▶ [THE TASK]: Every entry in this listing should be written out exactly.

▶ [MATERIAL FOR THIS TASK]:

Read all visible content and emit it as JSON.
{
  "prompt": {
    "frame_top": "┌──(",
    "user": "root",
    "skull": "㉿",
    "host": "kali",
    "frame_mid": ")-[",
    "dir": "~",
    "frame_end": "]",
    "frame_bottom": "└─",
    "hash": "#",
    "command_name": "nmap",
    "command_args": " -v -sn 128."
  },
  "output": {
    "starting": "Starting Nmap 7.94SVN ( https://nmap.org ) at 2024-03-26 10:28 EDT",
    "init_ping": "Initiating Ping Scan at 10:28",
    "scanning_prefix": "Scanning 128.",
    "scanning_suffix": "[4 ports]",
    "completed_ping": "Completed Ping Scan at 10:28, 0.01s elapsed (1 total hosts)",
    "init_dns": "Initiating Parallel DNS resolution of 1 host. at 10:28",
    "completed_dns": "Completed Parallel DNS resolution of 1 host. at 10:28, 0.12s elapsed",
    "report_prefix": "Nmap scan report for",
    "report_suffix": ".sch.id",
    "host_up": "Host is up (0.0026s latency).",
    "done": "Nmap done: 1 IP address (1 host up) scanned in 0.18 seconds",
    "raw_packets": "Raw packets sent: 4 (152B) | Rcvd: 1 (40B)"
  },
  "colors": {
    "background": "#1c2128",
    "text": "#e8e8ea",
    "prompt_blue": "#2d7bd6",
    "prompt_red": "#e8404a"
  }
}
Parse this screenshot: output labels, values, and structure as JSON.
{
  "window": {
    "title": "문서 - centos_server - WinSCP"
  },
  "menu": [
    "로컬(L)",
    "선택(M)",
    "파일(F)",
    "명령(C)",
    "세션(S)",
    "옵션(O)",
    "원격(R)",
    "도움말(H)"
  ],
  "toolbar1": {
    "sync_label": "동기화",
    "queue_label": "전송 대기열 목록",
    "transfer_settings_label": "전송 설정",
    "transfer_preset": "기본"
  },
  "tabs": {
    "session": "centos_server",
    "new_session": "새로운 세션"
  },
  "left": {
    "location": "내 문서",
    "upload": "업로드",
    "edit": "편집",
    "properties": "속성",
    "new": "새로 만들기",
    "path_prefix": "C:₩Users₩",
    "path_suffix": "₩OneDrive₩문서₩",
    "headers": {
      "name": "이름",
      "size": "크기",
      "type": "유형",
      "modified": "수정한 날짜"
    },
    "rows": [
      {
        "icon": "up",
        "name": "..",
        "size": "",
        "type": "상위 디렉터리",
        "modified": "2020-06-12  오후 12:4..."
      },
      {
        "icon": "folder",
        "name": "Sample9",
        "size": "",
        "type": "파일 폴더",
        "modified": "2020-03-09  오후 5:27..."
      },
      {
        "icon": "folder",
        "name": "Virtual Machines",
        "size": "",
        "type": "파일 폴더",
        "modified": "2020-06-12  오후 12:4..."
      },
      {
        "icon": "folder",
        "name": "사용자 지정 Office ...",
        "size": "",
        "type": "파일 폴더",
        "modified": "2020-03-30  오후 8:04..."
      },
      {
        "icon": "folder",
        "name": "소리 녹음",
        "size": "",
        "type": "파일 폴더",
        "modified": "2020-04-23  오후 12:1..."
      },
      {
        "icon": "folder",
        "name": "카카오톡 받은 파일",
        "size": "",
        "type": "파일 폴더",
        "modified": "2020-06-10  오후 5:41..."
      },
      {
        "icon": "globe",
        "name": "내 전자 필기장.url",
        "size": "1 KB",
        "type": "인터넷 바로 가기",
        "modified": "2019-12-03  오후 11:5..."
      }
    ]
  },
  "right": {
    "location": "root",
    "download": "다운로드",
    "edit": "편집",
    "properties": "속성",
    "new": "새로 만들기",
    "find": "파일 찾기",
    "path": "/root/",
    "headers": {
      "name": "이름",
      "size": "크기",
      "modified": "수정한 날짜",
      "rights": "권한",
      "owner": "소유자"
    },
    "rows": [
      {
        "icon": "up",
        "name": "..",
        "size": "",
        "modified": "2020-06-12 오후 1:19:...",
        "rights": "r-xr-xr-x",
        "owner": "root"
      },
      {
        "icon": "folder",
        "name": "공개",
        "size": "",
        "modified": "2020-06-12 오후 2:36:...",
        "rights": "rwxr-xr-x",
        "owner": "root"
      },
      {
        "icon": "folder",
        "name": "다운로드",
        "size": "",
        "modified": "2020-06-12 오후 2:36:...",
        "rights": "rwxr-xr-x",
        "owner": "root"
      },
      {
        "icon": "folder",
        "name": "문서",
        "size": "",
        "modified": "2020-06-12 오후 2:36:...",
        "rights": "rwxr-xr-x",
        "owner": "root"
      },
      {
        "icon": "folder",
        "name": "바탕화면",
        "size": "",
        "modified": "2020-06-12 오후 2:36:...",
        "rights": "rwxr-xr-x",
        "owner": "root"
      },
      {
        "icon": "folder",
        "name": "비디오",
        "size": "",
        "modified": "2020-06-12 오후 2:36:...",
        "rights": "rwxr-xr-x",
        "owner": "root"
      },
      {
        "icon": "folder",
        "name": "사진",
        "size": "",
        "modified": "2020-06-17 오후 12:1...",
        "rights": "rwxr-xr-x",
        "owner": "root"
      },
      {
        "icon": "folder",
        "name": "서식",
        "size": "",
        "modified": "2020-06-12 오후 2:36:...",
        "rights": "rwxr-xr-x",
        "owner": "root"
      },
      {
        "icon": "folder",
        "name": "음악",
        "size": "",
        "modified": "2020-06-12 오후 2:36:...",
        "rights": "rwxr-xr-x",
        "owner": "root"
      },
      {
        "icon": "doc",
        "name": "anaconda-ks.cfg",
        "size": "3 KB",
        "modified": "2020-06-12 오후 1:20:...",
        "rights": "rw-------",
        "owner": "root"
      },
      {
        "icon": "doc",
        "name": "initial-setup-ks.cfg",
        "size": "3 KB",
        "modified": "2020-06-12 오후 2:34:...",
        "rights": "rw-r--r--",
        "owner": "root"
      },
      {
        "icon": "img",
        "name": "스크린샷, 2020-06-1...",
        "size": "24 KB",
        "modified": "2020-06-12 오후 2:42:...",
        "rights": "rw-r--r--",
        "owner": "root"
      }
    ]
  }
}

▶ [RESPONSE TO THIS EXERCISE]:
Read all visible content and emit it as JSON.
{
  "prompt": {
    "frame_top": "┌──(",
    "user": "root",
    "skull": "㉿",
    "host": "kali",
    "frame_mid": ")-[",
    "dir": "~",
    "frame_end": "]",
    "frame_bottom": "└─",
    "hash": "#",
    "command_name": "nmap",
    "command_args": " -v -sn 128."
  },
  "output": {
    "starting": "Starting Nmap 7.94SVN ( https://nmap.org ) at 2024-03-26 10:28 EDT",
    "init_ping": "Initiating Ping Scan at 10:28",
    "scanning_prefix": "Scanning 128.",
    "scanning_suffix": "[4 ports]",
    "completed_ping": "Completed Ping Scan at 10:28, 0.01s elapsed (1 total hosts)",
    "init_dns": "Initiating Parallel DNS resolution of 1 host. at 10:28",
    "completed_dns": "Completed Parallel DNS resolution of 1 host. at 10:28, 0.12s elapsed",
    "report_prefix": "Nmap scan report for",
    "report_suffix": ".sch.id",
    "host_up": "Host is up (0.0026s latency).",
    "done": "Nmap done: 1 IP address (1 host up) scanned in 0.18 seconds",
    "raw_packets": "Raw packets sent: 4 (152B) | Rcvd: 1 (40B)"
  },
  "colors": {
    "background": "#1c2128",
    "text": "#e8e8ea",
    "prompt_blue": "#2d7bd6",
    "prompt_red": "#e8404a"
  }
}
Parse this screenshot: output labels, values, and structure as JSON.
{
  "window": {
    "title": "문서 - centos_server - WinSCP"
  },
  "menu": [
    "로컬(L)",
    "선택(M)",
    "파일(F)",
    "명령(C)",
    "세션(S)",
    "옵션(O)",
    "원격(R)",
    "도움말(H)"
  ],
  "toolbar1": {
    "sync_label": "동기화",
    "queue_label": "전송 대기열 목록",
    "transfer_settings_label": "전송 설정",
    "transfer_preset": "기본"
  },
  "tabs": {
    "session": "centos_server",
    "new_session": "새로운 세션"
  },
  "left": {
    "location": "내 문서",
    "upload": "업로드",
    "edit": "편집",
    "properties": "속성",
    "new": "새로 만들기",
    "path_prefix": "C:₩Users₩",
    "path_suffix": "₩OneDrive₩문서₩",
    "headers": {
      "name": "이름",
      "size": "크기",
      "type": "유형",
      "modified": "수정한 날짜"
    },
    "rows": [
      {
        "icon": "up",
        "name": "..",
        "size": "",
        "type": "상위 디렉터리",
        "modified": "2020-06-12  오후 12:4..."
      },
      {
        "icon": "folder",
        "name": "Sample9",
        "size": "",
        "type": "파일 폴더",
        "modified": "2020-03-09  오후 5:27..."
      },
      {
        "icon": "folder",
        "name": "Virtual Machines",
        "size": "",
        "type": "파일 폴더",
        "modified": "2020-06-12  오후 12:4..."
      },
      {
        "icon": "folder",
        "name": "사용자 지정 Office ...",
        "size": "",
        "type": "파일 폴더",
        "modified": "2020-03-30  오후 8:04..."
      },
      {
        "icon": "folder",
        "name": "소리 녹음",
        "size": "",
        "type": "파일 폴더",
        "modified": "2020-04-23  오후 12:1..."
      },
      {
        "icon": "folder",
        "name": "카카오톡 받은 파일",
        "size": "",
        "type": "파일 폴더",
        "modified": "2020-06-10  오후 5:41..."
      },
      {
        "icon": "globe",
        "name": "내 전자 필기장.url",
        "size": "1 KB",
        "type": "인터넷 바로 가기",
        "modified": "2019-12-03  오후 11:5..."
      }
    ]
  },
  "right": {
    "location": "root",
    "download": "다운로드",
    "edit": "편집",
    "properties": "속성",
    "new": "새로 만들기",
    "find": "파일 찾기",
    "path": "/root/",
    "headers": {
      "name": "이름",
      "size": "크기",
      "modified": "수정한 날짜",
      "rights": "권한",
      "owner": "소유자"
    },
    "rows": [
      {
        "icon": "up",
        "name": "..",
        "size": "",
        "modified": "2020-06-12 오후 1:19:...",
        "rights": "r-xr-xr-x",
        "owner": "root"
      },
      {
        "icon": "folder",
        "name": "공개",
        "size": "",
        "modified": "2020-06-12 오후 2:36:...",
        "rights": "rwxr-xr-x",
        "owner": "root"
      },
      {
        "icon": "folder",
        "name": "다운로드",
        "size": "",
        "modified": "2020-06-12 오후 2:36:...",
        "rights": "rwxr-xr-x",
        "owner": "root"
      },
      {
        "icon": "folder",
        "name": "문서",
        "size": "",
        "modified": "2020-06-12 오후 2:36:...",
        "rights": "rwxr-xr-x",
        "owner": "root"
      },
      {
        "icon": "folder",
        "name": "바탕화면",
        "size": "",
        "modified": "2020-06-12 오후 2:36:...",
        "rights": "rwxr-xr-x",
        "owner": "root"
      },
      {
        "icon": "folder",
        "name": "비디오",
        "size": "",
        "modified": "2020-06-12 오후 2:36:...",
        "rights": "rwxr-xr-x",
        "owner": "root"
      },
      {
        "icon": "folder",
        "name": "사진",
        "size": "",
        "modified": "2020-06-17 오후 12:1...",
        "rights": "rwxr-xr-x",
        "owner": "root"
      },
      {
        "icon": "folder",
        "name": "서식",
        "size": "",
        "modified": "2020-06-12 오후 2:36:...",
        "rights": "rwxr-xr-x",
        "owner": "root"
      },
      {
        "icon": "folder",
        "name": "음악",
        "size": "",
        "modified": "2020-06-12 오후 2:36:...",
        "rights": "rwxr-xr-x",
        "owner": "root"
      },
      {
        "icon": "doc",
        "name": "anaconda-ks.cfg",
        "size": "3 KB",
        "modified": "2020-06-12 오후 1:20:...",
        "rights": "rw-------",
        "owner": "root"
      },
      {
        "icon": "doc",
        "name": "initial-setup-ks.cfg",
        "size": "3 KB",
        "modified": "2020-06-12 오후 2:34:...",
        "rights": "rw-r--r--",
        "owner": "root"
      },
      {
        "icon": "img",
        "name": "스크린샷, 2020-06-1...",
        "size": "24 KB",
        "modified": "2020-06-12 오후 2:42:...",
        "rights": "rw-r--r--",
        "owner": "root"
      }
    ]
  }
}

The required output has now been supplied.